Task description | Copy out all the lines of the data that hold the word "price".

Available data |
====

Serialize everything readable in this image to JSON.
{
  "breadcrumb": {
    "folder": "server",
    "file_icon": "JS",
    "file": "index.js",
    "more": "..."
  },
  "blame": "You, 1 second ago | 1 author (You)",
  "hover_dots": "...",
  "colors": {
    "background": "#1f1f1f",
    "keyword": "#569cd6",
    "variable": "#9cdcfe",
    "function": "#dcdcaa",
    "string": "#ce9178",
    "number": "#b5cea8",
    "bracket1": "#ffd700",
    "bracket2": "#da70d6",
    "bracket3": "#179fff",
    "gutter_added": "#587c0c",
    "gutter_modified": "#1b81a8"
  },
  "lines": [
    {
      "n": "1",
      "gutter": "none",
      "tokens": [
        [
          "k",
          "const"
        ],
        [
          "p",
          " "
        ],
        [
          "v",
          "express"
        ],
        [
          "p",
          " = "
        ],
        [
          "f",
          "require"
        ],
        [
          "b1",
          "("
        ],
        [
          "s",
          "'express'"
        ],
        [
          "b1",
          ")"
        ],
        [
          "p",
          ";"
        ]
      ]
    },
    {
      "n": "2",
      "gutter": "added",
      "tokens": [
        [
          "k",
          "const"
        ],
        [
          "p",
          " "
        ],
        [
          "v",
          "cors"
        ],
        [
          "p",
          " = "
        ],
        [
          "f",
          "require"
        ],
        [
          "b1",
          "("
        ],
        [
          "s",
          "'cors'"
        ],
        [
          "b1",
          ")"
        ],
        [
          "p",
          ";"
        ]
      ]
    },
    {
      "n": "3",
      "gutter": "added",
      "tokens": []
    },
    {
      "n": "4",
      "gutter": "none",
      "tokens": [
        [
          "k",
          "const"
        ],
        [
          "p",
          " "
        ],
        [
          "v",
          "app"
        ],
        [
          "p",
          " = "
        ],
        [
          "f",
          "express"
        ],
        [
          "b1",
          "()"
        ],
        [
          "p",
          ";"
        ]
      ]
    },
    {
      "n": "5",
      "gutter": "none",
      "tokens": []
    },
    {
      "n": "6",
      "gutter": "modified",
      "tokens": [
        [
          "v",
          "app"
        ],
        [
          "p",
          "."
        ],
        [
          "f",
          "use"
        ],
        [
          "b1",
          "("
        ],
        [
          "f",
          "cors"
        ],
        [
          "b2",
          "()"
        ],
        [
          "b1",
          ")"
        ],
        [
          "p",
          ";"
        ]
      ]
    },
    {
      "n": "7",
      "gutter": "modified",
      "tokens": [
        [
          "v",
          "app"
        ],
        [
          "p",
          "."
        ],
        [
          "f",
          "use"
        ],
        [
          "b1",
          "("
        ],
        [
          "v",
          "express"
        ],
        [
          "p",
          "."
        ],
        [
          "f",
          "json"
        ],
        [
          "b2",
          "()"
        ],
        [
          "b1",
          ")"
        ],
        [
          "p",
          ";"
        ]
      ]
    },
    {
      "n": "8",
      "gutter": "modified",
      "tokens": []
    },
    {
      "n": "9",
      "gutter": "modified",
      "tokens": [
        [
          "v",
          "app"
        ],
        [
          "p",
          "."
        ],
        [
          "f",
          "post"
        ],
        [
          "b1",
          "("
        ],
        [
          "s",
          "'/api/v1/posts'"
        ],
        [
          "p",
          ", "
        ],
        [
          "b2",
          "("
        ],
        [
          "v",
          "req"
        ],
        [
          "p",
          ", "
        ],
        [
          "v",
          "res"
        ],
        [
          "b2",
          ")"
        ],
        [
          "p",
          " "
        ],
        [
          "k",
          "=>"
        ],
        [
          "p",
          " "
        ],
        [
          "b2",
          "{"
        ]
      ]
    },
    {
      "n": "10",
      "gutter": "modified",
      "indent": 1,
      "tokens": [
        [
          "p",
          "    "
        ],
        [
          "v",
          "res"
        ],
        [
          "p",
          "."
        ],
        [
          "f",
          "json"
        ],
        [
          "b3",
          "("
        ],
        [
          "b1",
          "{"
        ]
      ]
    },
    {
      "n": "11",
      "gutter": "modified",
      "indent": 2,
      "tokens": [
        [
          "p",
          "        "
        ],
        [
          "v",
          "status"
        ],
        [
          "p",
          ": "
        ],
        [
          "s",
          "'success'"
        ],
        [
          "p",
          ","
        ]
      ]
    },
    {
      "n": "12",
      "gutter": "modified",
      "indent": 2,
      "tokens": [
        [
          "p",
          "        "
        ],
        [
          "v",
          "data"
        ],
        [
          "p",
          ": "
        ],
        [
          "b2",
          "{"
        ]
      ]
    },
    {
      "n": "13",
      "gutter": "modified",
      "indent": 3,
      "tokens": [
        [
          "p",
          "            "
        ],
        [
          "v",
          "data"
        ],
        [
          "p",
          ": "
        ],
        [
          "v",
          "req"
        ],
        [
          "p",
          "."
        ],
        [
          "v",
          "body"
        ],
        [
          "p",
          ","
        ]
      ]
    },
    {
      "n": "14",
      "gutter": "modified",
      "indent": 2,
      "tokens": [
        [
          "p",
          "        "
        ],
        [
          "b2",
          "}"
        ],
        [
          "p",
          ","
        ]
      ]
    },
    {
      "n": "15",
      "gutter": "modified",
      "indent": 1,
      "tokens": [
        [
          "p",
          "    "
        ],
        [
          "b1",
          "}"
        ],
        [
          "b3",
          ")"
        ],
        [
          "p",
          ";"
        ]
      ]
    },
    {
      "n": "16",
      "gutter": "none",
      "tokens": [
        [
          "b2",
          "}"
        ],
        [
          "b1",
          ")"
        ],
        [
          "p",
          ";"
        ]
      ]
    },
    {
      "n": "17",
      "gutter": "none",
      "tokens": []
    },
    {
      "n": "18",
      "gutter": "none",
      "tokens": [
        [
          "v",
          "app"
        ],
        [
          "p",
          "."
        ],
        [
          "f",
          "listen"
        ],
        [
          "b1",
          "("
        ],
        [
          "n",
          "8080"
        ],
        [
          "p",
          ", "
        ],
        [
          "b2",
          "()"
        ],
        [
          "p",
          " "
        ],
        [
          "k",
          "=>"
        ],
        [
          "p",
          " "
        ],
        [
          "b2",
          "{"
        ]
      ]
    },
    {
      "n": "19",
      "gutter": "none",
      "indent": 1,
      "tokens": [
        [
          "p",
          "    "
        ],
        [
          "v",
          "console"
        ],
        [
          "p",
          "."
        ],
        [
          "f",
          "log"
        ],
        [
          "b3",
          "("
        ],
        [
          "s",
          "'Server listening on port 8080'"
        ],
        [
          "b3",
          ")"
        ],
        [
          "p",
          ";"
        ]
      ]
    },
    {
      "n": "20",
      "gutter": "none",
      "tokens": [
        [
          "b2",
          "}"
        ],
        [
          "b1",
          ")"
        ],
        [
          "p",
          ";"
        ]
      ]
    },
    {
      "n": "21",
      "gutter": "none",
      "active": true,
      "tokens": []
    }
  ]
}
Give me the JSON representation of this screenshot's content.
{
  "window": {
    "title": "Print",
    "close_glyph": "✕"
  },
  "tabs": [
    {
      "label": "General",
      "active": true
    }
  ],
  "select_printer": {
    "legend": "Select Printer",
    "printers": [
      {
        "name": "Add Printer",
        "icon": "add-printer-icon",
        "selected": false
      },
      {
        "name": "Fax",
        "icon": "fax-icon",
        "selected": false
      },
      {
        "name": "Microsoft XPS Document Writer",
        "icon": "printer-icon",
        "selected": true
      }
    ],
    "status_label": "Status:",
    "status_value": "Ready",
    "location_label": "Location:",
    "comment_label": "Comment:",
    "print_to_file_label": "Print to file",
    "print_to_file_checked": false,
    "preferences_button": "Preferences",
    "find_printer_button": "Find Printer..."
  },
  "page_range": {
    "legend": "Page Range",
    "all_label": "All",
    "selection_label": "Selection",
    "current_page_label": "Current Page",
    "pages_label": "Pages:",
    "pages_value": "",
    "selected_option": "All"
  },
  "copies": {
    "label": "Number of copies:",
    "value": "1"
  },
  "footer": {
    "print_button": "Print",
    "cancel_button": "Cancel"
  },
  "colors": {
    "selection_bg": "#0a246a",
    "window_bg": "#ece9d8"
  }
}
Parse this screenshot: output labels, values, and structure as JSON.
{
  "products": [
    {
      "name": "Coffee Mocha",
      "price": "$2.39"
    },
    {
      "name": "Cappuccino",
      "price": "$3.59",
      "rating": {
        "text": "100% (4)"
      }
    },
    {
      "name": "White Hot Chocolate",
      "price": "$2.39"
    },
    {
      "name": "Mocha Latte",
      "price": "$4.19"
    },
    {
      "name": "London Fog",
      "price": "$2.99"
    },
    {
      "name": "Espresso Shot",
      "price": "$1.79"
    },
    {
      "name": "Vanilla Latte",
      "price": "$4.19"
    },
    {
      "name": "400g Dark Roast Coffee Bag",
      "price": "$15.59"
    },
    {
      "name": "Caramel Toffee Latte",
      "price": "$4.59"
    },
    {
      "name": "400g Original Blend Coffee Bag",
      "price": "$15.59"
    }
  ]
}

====

Output |
      "price": "$2.39"
      "price": "$3.59",
      "price": "$2.39"
      "price": "$4.19"
      "price": "$2.99"
      "price": "$1.79"
      "price": "$4.19"
      "price": "$15.59"
      "price": "$4.59"
      "price": "$15.59"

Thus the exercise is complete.